Perdiccas the regent of joint kings Philip III and Alexander IV was assassinated in 321 BC, and soon thereafter Olympias, the mother of Alexander the Great, his son Alexander IV, Roxanne, his wife and his half brother Philipp III were murdered during the course of the wars of succession by the generals of Alexander the Great. The empire left by Alexander was partitioned by his generals into four:  Ptolomy- Egypt, Seleucus- Mesopotamia and Syria, Lysimachus- Asia Minor and Thrace, Cassander- Macedonia and Greece.  

The remains of Alexander the Great was transferred to Alexandria, Egypt by Ptolemy II Philadelphus, the son and successor of Ptolemy I Soter and it stayed there until late antiquity. Another king of the dynasty, Ptolemy IX Lathyrus removed the golden sarcophagus to be minted into coinage and replaced it with a glass one. Alexander’s mausoleum was visited and viewed by some notable personalities of antiquity who included Roman Emperors such as Pompey, Julius Caesar and Augustus. It was said that Julius Caesar accidentally knocked the nose off Alexander’s face during that Roman Emperor’s visit. Caligula took away Alexander’s breastplate for his own use.  At around 200 AD Roman Emperor Septimus Severos closed Alexander’s tomb to the public. During the role of the Romans the resting place of Alexander was no longer known.

The Ptolemaic dynasty buried its kings and members of the royal family beside the tomb of Alexander which was a shrine that was visited by many people who some of them even considered Alexander as a god. During his lifetime Alexander believed that he was the son of Zeus and even proclaimed himself as god. The power of the Greek/Macedonian kings eventually declined and the mighty Roman Empire took over most of their territories. During the Roman era Jesus Christ founded a religion which spread like wildfire in the Roman Empire after His death. The Egyptians converted to the religion and pagan practices and rituals were gradually discarded. It was probably for that reason why the visit to Alexander’s shrine later lost its importance and the upkeep of his tomb was neglected. A myth had it that the tomb of Alexander lay under an early Christian church dedicated to Saint Athanasius, an early Christian bishop. This church was in turn converted into the mosque of Prophet Daniel during the Arab conquest.                                                                       
In 640 AD the Arabs conquered Egypt, Persia and other neighboring countries. The rise of Islam saw the conversion of Christians, Zoroastrians and pagans to the Islamic faith, and Arabic culture and language were introduced to conquered lands. The Muslim conquest after the fall of the Greek and Roman empires has a profound influence on the culture, religion and demographics of their former possessions which are now Iran, Afghanistan, Iraq, Syria, Lebanon, Egypt, Jordan, Israel, Turkey, among other places today. 
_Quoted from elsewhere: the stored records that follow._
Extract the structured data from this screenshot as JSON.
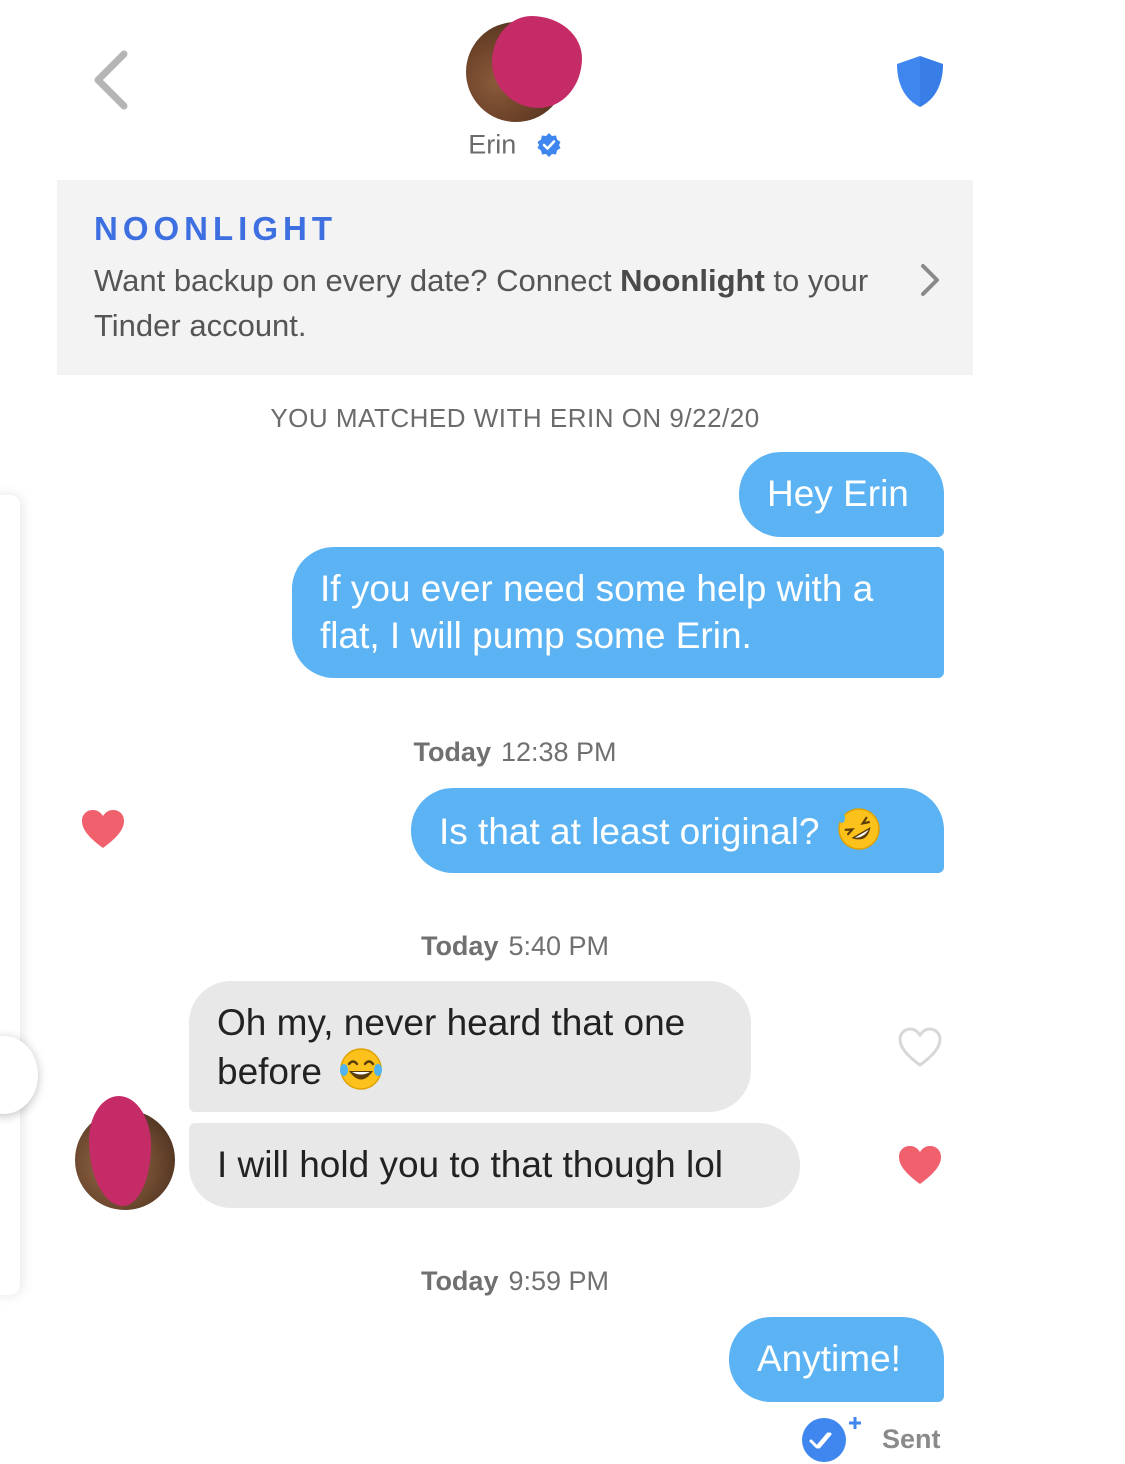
{
  "header": {
    "match_name": "Erin",
    "icons": {
      "back": "chevron-left-icon",
      "safety": "shield-icon",
      "verified": "verified-badge-icon"
    }
  },
  "banner": {
    "logo": "NOONLIGHT",
    "text_before": "Want backup on every date? Connect ",
    "text_bold": "Noonlight",
    "text_after": " to your Tinder account."
  },
  "matched_text": "YOU MATCHED WITH ERIN ON 9/22/20",
  "messages": [
    {
      "direction": "out",
      "text": "Hey Erin"
    },
    {
      "direction": "out",
      "text": "If you ever need some help with a flat, I will pump some Erin."
    },
    {
      "direction": "out",
      "text": "Is that at least original?",
      "emoji": "rolling-on-floor-laughing",
      "liked": true
    },
    {
      "direction": "in",
      "text": "Oh my, never heard that one before",
      "emoji": "face-with-tears-of-joy",
      "liked": false
    },
    {
      "direction": "in",
      "text": "I will hold you to that though lol",
      "liked": true
    },
    {
      "direction": "out",
      "text": "Anytime!"
    }
  ],
  "timestamps": [
    {
      "day": "Today",
      "time": "12:38 PM"
    },
    {
      "day": "Today",
      "time": "5:40 PM"
    },
    {
      "day": "Today",
      "time": "9:59 PM"
    }
  ],
  "status": {
    "label": "Sent"
  },
  "colors": {
    "outgoing_bubble": "#5bb3f4",
    "incoming_bubble": "#e8e8e8",
    "banner_bg": "#f3f3f3",
    "brand_blue": "#3d6fe0",
    "heart": "#f0616d",
    "redaction": "#c42b67"
  }
}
Alexander the Great is one of history’s most famous personalities. He was a legendary king and a military commander par excellence. His daring and recklessness in battles on which he sustained life threatening wounds awed his soldiers. Personally leading his men in his campaigns, he shared with them their pains and hardships in battles and also cherished with them the joys of their victories. As a commander his mere presence was enough inspiration for his men to readily give up their lives in battles. However, like all mortals there were negative sides of him. He was said to be moody and was an excessive drinker. There were even insinuations that he was a homosexual. But undoubtedly Alexander was a very courageous warrior, a charismatic leader and an astute politician. He won all the battles that he engaged in and created the biggest empire known to the ancient world, and united the different peoples in it under his leadership. None of his generals could match his exploits or his ability to hold the empire together as one. When Alexander died his empire quickly fell apart and its territories fought over and divided by his generals.